**Exercise objective**: Return the number of lines below with "label" in them, and nothing else.

**Element data from apps and pages**:
- - -

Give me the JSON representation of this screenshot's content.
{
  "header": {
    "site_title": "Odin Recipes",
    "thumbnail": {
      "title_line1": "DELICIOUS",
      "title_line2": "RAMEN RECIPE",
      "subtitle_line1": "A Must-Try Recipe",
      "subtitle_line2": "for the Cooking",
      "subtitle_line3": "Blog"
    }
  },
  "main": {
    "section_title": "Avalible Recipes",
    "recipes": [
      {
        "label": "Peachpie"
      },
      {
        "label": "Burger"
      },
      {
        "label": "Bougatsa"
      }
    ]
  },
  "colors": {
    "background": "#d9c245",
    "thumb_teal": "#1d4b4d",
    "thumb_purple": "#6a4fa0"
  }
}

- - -

**Response**: 3